Local health services face additional cuts as merger with Galway continues: Naughten

In Health by Denis Naughten

Merger could result in €800,000 cuts to Roscommon health funding

Denis Naughten TD has expressed concerns over the merging of community health services in Roscommon and Galway following the appointment of a new “super-manager” to run all health services in the county, outside of Roscommon County Hospital.

This appointment means that Roscommon’s Primary Community and Continuing Care (PCCC) budget will now be controlled outside the county. This budget includes services such as Public Health Nurses, dental checks in primary school, speech therapy, physiotherapy, mental health services and the provision of long term residential care for our older people.

“While the theory behind the appointment of having one manager in charge across both counties may have some merit, the reality is far different,” stated Denis Naughten. “There is no doubt that this change in the management structure will have a significant impact on the delivery of services locally in County Roscommon.

“The reality is that whoever controls the budget controls the services that are provided within the community, and such a change would have a serious impact on the delivery of services locally in County Roscommon.

“The County Roscommon catchment population will form about one-fifth of the overall catchment of this new PCCC area and as a result the priority issues in Roscommon will be well down the list.”

Denis Naughten continued: “In relation to community health services, County Roscommon balanced its books up to the end of December causing serious hardship to some people relying on local health services, whereas the Galway service has run over budget by somewhere in the region of €4m.

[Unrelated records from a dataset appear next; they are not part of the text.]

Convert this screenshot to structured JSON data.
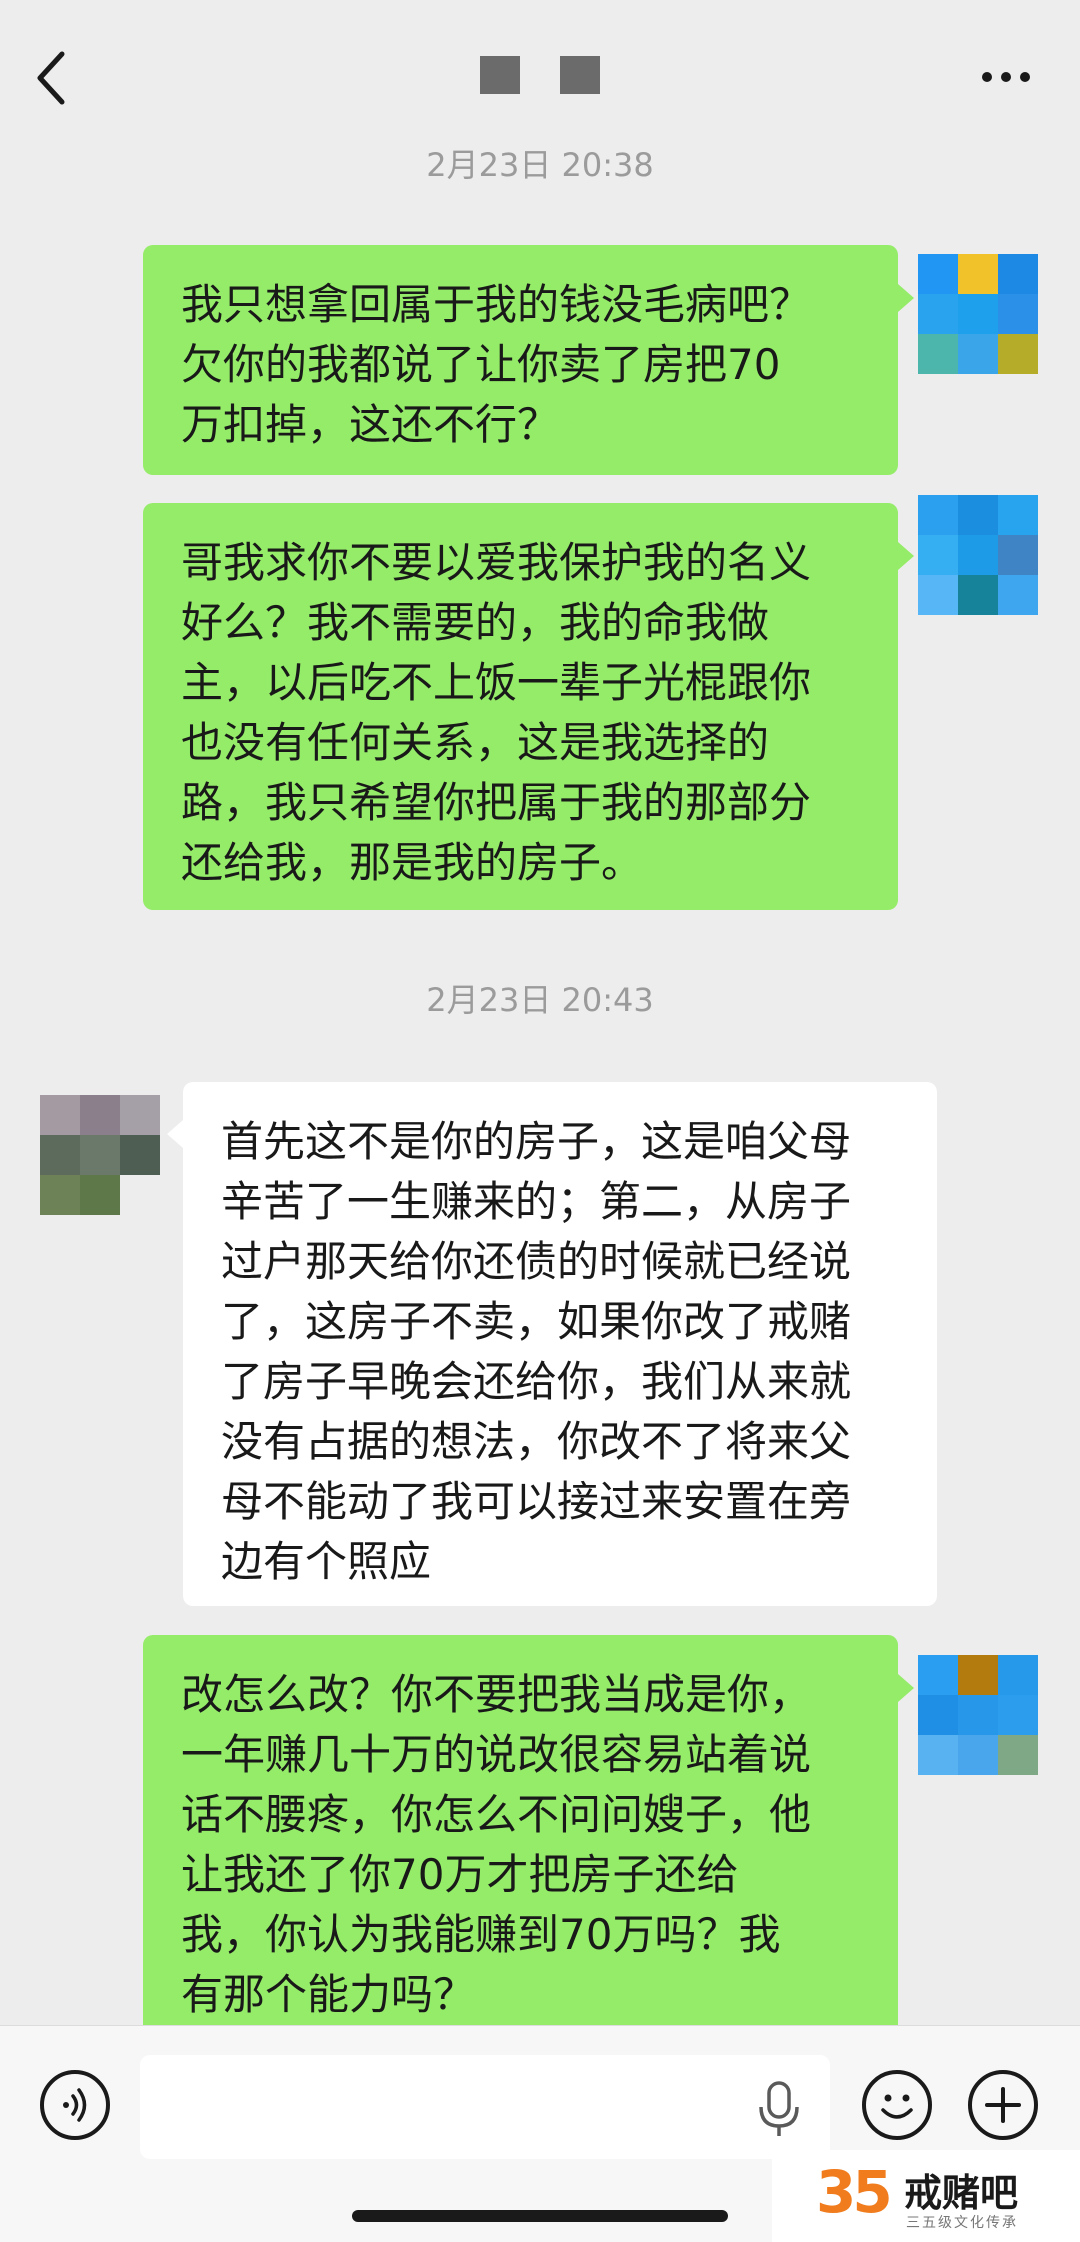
{
  "header": {
    "back_icon": "chevron-left-icon",
    "title_redacted": "■ ■",
    "more_icon": "more-dots-icon"
  },
  "messages": [
    {
      "type": "timestamp",
      "text": "2月23日 20:38"
    },
    {
      "type": "bubble",
      "side": "right",
      "text": "我只想拿回属于我的钱没毛病吧？\n欠你的我都说了让你卖了房把70\n万扣掉，这还不行？"
    },
    {
      "type": "bubble",
      "side": "right",
      "text": "哥我求你不要以爱我保护我的名义\n好么？我不需要的，我的命我做\n主，以后吃不上饭一辈子光棍跟你\n也没有任何关系，这是我选择的\n路，我只希望你把属于我的那部分\n还给我，那是我的房子。"
    },
    {
      "type": "timestamp",
      "text": "2月23日 20:43"
    },
    {
      "type": "bubble",
      "side": "left",
      "text": "首先这不是你的房子，这是咱父母\n辛苦了一生赚来的；第二，从房子\n过户那天给你还债的时候就已经说\n了，这房子不卖，如果你改了戒赌\n了房子早晚会还给你，我们从来就\n没有占据的想法，你改不了将来父\n母不能动了我可以接过来安置在旁\n边有个照应"
    },
    {
      "type": "bubble",
      "side": "right",
      "text": "改怎么改？你不要把我当成是你，\n一年赚几十万的说改很容易站着说\n话不腰疼，你怎么不问问嫂子，他\n让我还了你70万才把房子还给\n我，你认为我能赚到70万吗？我\n有那个能力吗？"
    }
  ],
  "input_bar": {
    "voice_icon": "voice-mode-icon",
    "input_value": "",
    "mic_icon": "microphone-icon",
    "emoji_icon": "emoji-icon",
    "plus_icon": "plus-icon"
  },
  "watermark": {
    "number": "35",
    "title": "戒赌吧",
    "subtitle": "三五级文化传承"
  },
  "colors": {
    "background": "#ededed",
    "my_bubble": "#95ec69",
    "other_bubble": "#ffffff",
    "timestamp": "#9b9b9b",
    "watermark_accent": "#f07c1d"
  }
}
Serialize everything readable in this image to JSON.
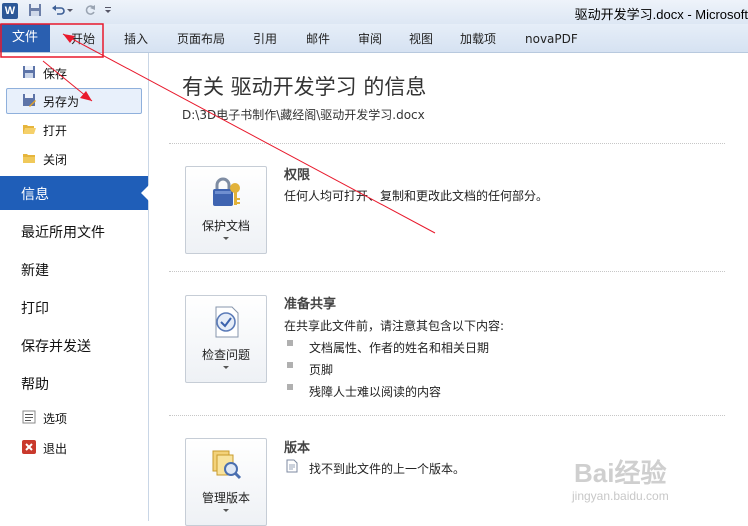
{
  "window": {
    "title": "驱动开发学习.docx - Microsoft",
    "app_icon_letter": "W"
  },
  "quick_access": {
    "save_icon": "save-icon",
    "undo_icon": "undo-icon",
    "redo_icon": "redo-icon",
    "customize_icon": "customize-icon"
  },
  "ribbon": {
    "tabs": [
      "文件",
      "开始",
      "插入",
      "页面布局",
      "引用",
      "邮件",
      "审阅",
      "视图",
      "加载项",
      "novaPDF"
    ]
  },
  "nav": {
    "small_items": [
      {
        "label": "保存",
        "icon": "save-icon"
      },
      {
        "label": "另存为",
        "icon": "save-as-icon"
      },
      {
        "label": "打开",
        "icon": "open-folder-icon"
      },
      {
        "label": "关闭",
        "icon": "close-folder-icon"
      }
    ],
    "big_items": [
      "信息",
      "最近所用文件",
      "新建",
      "打印",
      "保存并发送",
      "帮助"
    ],
    "bottom_items": [
      {
        "label": "选项",
        "icon": "options-icon"
      },
      {
        "label": "退出",
        "icon": "exit-icon"
      }
    ]
  },
  "info": {
    "title": "有关 驱动开发学习 的信息",
    "path": "D:\\3D电子书制作\\藏经阁\\驱动开发学习.docx"
  },
  "sections": {
    "permissions": {
      "button_label": "保护文档",
      "title": "权限",
      "description": "任何人均可打开、复制和更改此文档的任何部分。"
    },
    "prepare": {
      "button_label": "检查问题",
      "title": "准备共享",
      "description": "在共享此文件前，请注意其包含以下内容:",
      "bullets": [
        "文档属性、作者的姓名和相关日期",
        "页脚",
        "残障人士难以阅读的内容"
      ]
    },
    "versions": {
      "button_label": "管理版本",
      "title": "版本",
      "description": "找不到此文件的上一个版本。"
    }
  },
  "watermark": {
    "main": "Bai经验",
    "sub": "jingyan.baidu.com"
  },
  "colors": {
    "file_tab": "#2a5fb0",
    "active_nav": "#1f5eb8",
    "annotation": "#e8192c"
  }
}
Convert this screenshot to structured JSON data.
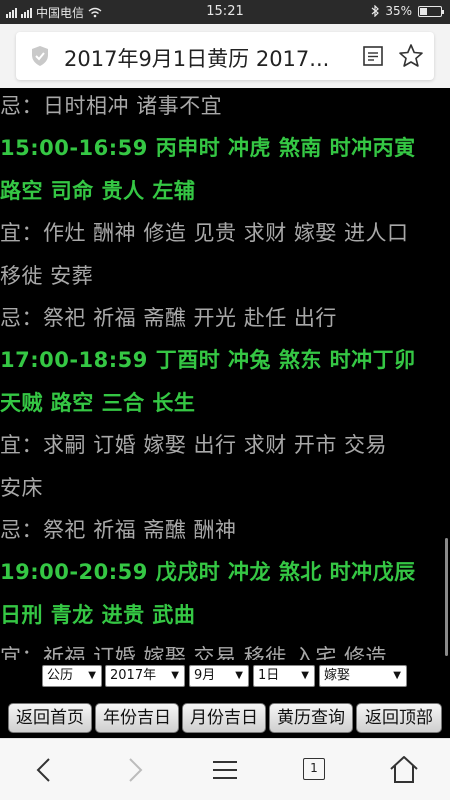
{
  "status": {
    "carrier": "中国电信",
    "time": "15:21",
    "battery": "35%",
    "battery_level": 0.35
  },
  "browser": {
    "page_title": "2017年9月1日黄历 2017..."
  },
  "content": {
    "lines": [
      {
        "text": "忌：日时相冲 诸事不宜",
        "style": "gray"
      },
      {
        "text": "15:00-16:59 丙申时 冲虎 煞南 时冲丙寅",
        "style": "green"
      },
      {
        "text": "路空 司命 贵人 左辅",
        "style": "green"
      },
      {
        "text": "宜：作灶 酬神 修造 见贵 求财 嫁娶 进人口",
        "style": "gray"
      },
      {
        "text": "移徙 安葬",
        "style": "gray"
      },
      {
        "text": "忌：祭祀 祈福 斋醮 开光 赴任 出行",
        "style": "gray"
      },
      {
        "text": "17:00-18:59 丁酉时 冲兔 煞东 时冲丁卯",
        "style": "green"
      },
      {
        "text": "天贼 路空 三合 长生",
        "style": "green"
      },
      {
        "text": "宜：求嗣 订婚 嫁娶 出行 求财 开市 交易",
        "style": "gray"
      },
      {
        "text": "安床",
        "style": "gray"
      },
      {
        "text": "忌：祭祀 祈福 斋醮 酬神",
        "style": "gray"
      },
      {
        "text": "19:00-20:59 戊戌时 冲龙 煞北 时冲戊辰",
        "style": "green"
      },
      {
        "text": "日刑 青龙 进贵 武曲",
        "style": "green"
      },
      {
        "text": "宜：祈福 订婚 嫁娶 交易 移徙 入宅 修造",
        "style": "gray"
      }
    ]
  },
  "selectors": {
    "calendar_type": "公历",
    "year": "2017年",
    "month": "9月",
    "day": "1日",
    "event": "嫁娶"
  },
  "nav": {
    "home": "返回首页",
    "year_lucky": "年份吉日",
    "month_lucky": "月份吉日",
    "almanac_query": "黄历查询",
    "back_to_top": "返回顶部"
  },
  "toolbar": {
    "tab_count": "1"
  },
  "colors": {
    "green_text": "#35c744",
    "gray_text": "#a8a8a8",
    "background": "#000000"
  }
}
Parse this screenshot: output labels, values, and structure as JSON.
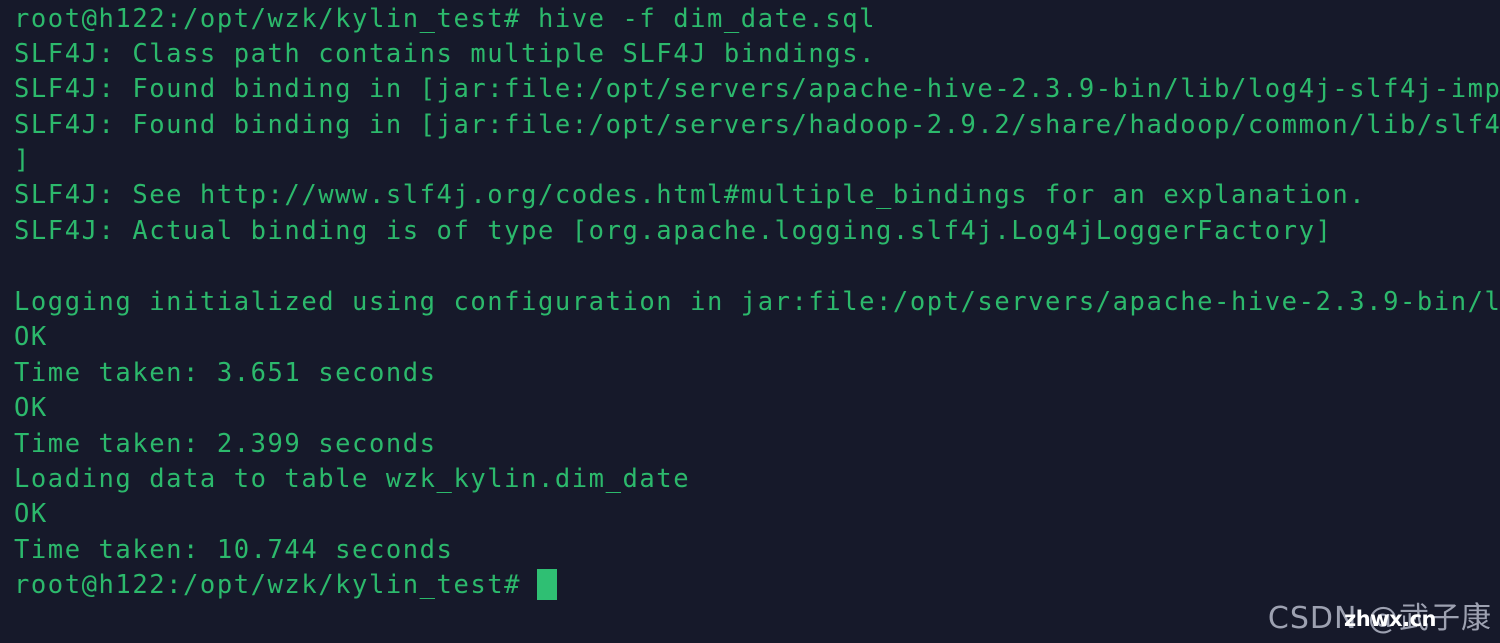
{
  "terminal": {
    "background_color": "#16192a",
    "text_color": "#2cb96c",
    "cursor_color": "#2fbf73",
    "prompt": "root@h122:/opt/wzk/kylin_test#",
    "command": "hive -f dim_date.sql",
    "lines": [
      "root@h122:/opt/wzk/kylin_test# hive -f dim_date.sql",
      "SLF4J: Class path contains multiple SLF4J bindings.",
      "SLF4J: Found binding in [jar:file:/opt/servers/apache-hive-2.3.9-bin/lib/log4j-slf4j-imp",
      "SLF4J: Found binding in [jar:file:/opt/servers/hadoop-2.9.2/share/hadoop/common/lib/slf4",
      "]",
      "SLF4J: See http://www.slf4j.org/codes.html#multiple_bindings for an explanation.",
      "SLF4J: Actual binding is of type [org.apache.logging.slf4j.Log4jLoggerFactory]",
      "",
      "Logging initialized using configuration in jar:file:/opt/servers/apache-hive-2.3.9-bin/l",
      "OK",
      "Time taken: 3.651 seconds",
      "OK",
      "Time taken: 2.399 seconds",
      "Loading data to table wzk_kylin.dim_date",
      "OK",
      "Time taken: 10.744 seconds",
      "root@h122:/opt/wzk/kylin_test# "
    ],
    "timings": {
      "first": "3.651 seconds",
      "second": "2.399 seconds",
      "third": "10.744 seconds"
    },
    "table_loaded": "wzk_kylin.dim_date",
    "status_ok": "OK"
  },
  "watermark": {
    "main": "CSDN @武子康",
    "overlay": "zhwx.cn",
    "color": "#a9adbd",
    "overlay_color": "#ffffff"
  }
}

“Now from January 1st 2012, the new Galway/Roscommon community health service will start off the year in the red to the tune of €4m on top of additional health cuts to be announced by the HSE nationally. It is imperative that both the Roscommon and Galway budgets remain separate because by amalgamating both budgets it would allow Galway to be rewarded for overspending while Roscommon services – and therefore Roscommon people – could see an additional cut of up to €800,000 on the funding for local health services in 2012.

“I intend the take this matter up with the HSE & Health Minister when the Dáil returns later this week, seeking to ensure that at the very least both budgets remain separate. It is important to remind the public that this is the exact same procedure that was employed by the HSE in relation to Roscommon Hospital.

“Firstly, they appointed a manager for Roscommon and the Galway Hospitals, telling us that this would lead to a better service. Instead the funding to the hospital was cut and services withdrawn, including the vitally important A&E. The same people who devised that plan are still calling the shots, and this cannot improve the situation for the people of County Roscommon who rely on our health service.”